Based on the correspondence between 20th-century literary icons Vita Sackville-West (Gemma Arterton) and Virginia Woolf (Elizabeth Debicki) and directed and co-written by Chanya Button (her second feature film) alongside acting veteran Eileen Atkins, Vita and Virginia recounts the tremendous and turbulent love between the pair from their meeting to the publication of Woolf’s Orlando – a novel inspired by the titular relationship. There is no denying the historical importance of these figures and the effects their love had on their art, but unfortunately, this dramatisation simplifies everything into a painful and mind-numbing period melodrama that is a disservice to its subject matter.
In order for the film to work, as with all love stories, there needs to be a tangible chemistry between the two leads. And while Arterton and Debicki, who is especially hypnotic as Woolf, do an amicable job in their respective roles, the script offers them very little to do together that demonstrates the idea that they possess any sort of infatuation with each other. What’s worse, though, is that the movie commits the cardinal sin of simply spouting all information in exposition-heavy dialogue from secondary characters instead of allowing audiences the opportunity to delve into the hearts of these two women. Consequently, nothing about the screenplay dares to venture beyond the shallow surface-level dramatics on show. There is some attempt to thread in a commentary of female empowerment, but even that becomes little more than empty words.

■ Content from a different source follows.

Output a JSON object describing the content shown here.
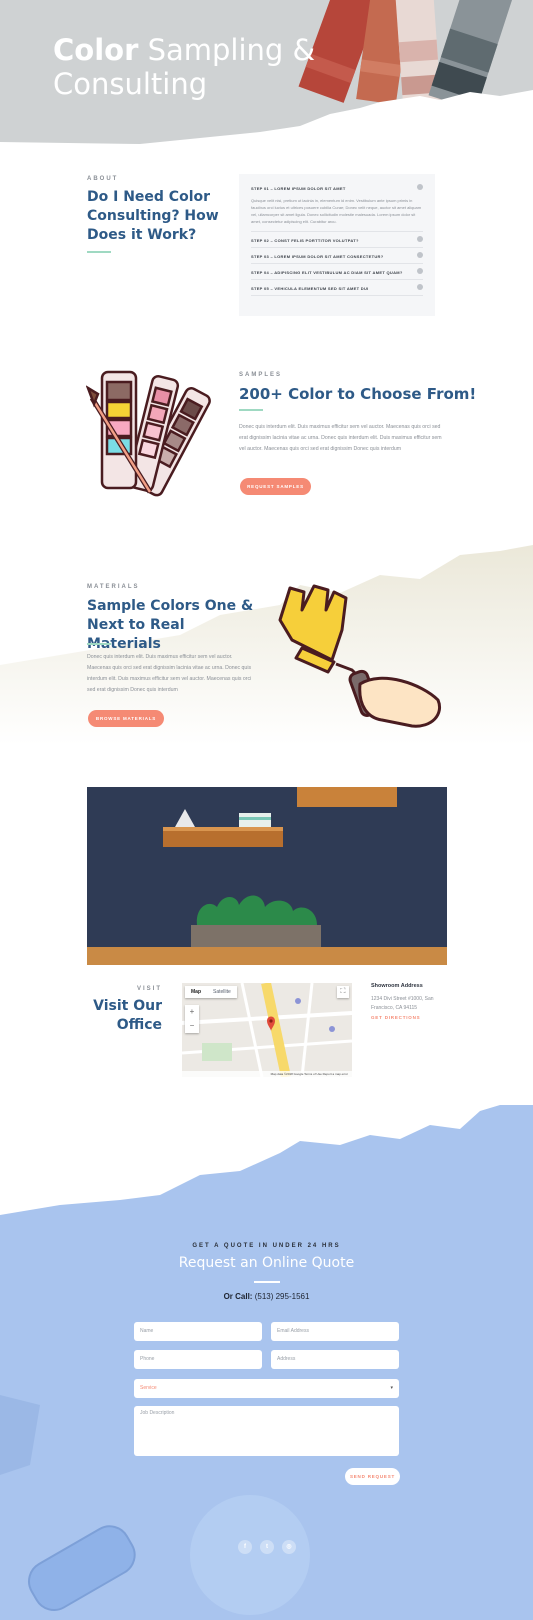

The execution of the film is likewise just as superficial. Its structure is shamelessly repetitive, thrusting viewers into the next scene without establishing anything noteworthy. What special effects are utilised make Birdemic look passable. But by far the worst offender of them all is the hilariously out-of-place and overused electronic soundtrack that works against the tone the rest of the feature is trying to set. Very occasionally, however, all these scattered pieces do align correctly to create some genuinely great moments of filmmaking – one short sequence in which the pair watch an eclipse is a particular highlight.
In spite of the promising subject matter and talented main cast, Vita and Virginia is unfortunately nothing more than a surface level and trivial melodrama that is sure to be quickly forgotten.

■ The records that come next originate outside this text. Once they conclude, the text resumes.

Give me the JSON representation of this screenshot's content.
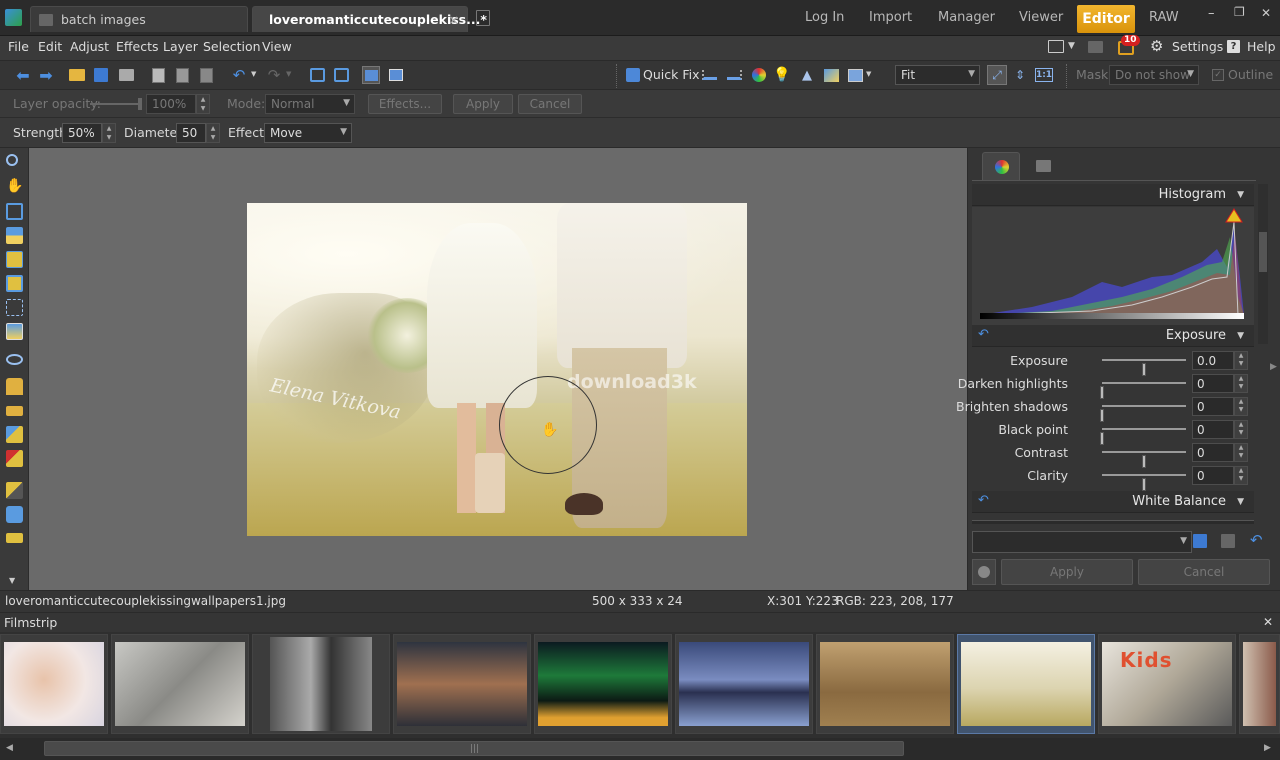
{
  "titlebar": {
    "tabs": [
      {
        "label": "batch images",
        "active": false
      },
      {
        "label": "loveromanticcutecouplekiss...*",
        "active": true,
        "close": "×"
      }
    ],
    "nav": [
      {
        "label": "Log In"
      },
      {
        "label": "Import"
      },
      {
        "label": "Manager"
      },
      {
        "label": "Viewer"
      },
      {
        "label": "Editor",
        "active": true
      },
      {
        "label": "RAW"
      }
    ],
    "window": {
      "minimize": "–",
      "restore": "❐",
      "close": "✕"
    }
  },
  "menubar": {
    "items": [
      "File",
      "Edit",
      "Adjust",
      "Effects",
      "Layer",
      "Selection",
      "View"
    ],
    "badge_count": "10",
    "settings_label": "Settings",
    "help_label": "Help"
  },
  "toolbar": {
    "quickfix_label": "Quick Fix",
    "zoom_value": "Fit",
    "mask_label": "Mask:",
    "mask_value": "Do not show",
    "outline_label": "Outline"
  },
  "layerbar": {
    "opacity_label": "Layer opacity:",
    "opacity_value": "100%",
    "mode_label": "Mode:",
    "mode_value": "Normal",
    "effects_label": "Effects...",
    "apply_label": "Apply",
    "cancel_label": "Cancel"
  },
  "toolopts": {
    "strength_label": "Strength:",
    "strength_value": "50%",
    "diameter_label": "Diameter:",
    "diameter_value": "50",
    "effect_label": "Effect:",
    "effect_value": "Move"
  },
  "canvas": {
    "watermark": "download3k",
    "signature": "Elena Vitkova"
  },
  "panel": {
    "histogram_title": "Histogram",
    "exposure_title": "Exposure",
    "whitebalance_title": "White Balance",
    "sliders": [
      {
        "label": "Exposure",
        "value": "0.0",
        "level": 0.5
      },
      {
        "label": "Darken highlights",
        "value": "0",
        "level": 0.0
      },
      {
        "label": "Brighten shadows",
        "value": "0",
        "level": 0.0
      },
      {
        "label": "Black point",
        "value": "0",
        "level": 0.0
      },
      {
        "label": "Contrast",
        "value": "0",
        "level": 0.5
      },
      {
        "label": "Clarity",
        "value": "0",
        "level": 0.5
      }
    ],
    "apply_label": "Apply",
    "cancel_label": "Cancel"
  },
  "status": {
    "filename": "loveromanticcutecouplekissingwallpapers1.jpg",
    "dimensions": "500 x 333 x 24",
    "coords": "X:301 Y:223",
    "rgb": "RGB: 223, 208, 177"
  },
  "filmstrip": {
    "title": "Filmstrip",
    "close": "✕"
  },
  "colors": {
    "accent": "#e7a21a",
    "selection": "#41546e"
  }
}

Vita and Virginia is released in select cinemas on 5th July 2019.
Watch the trailer for Vita and Virginia here: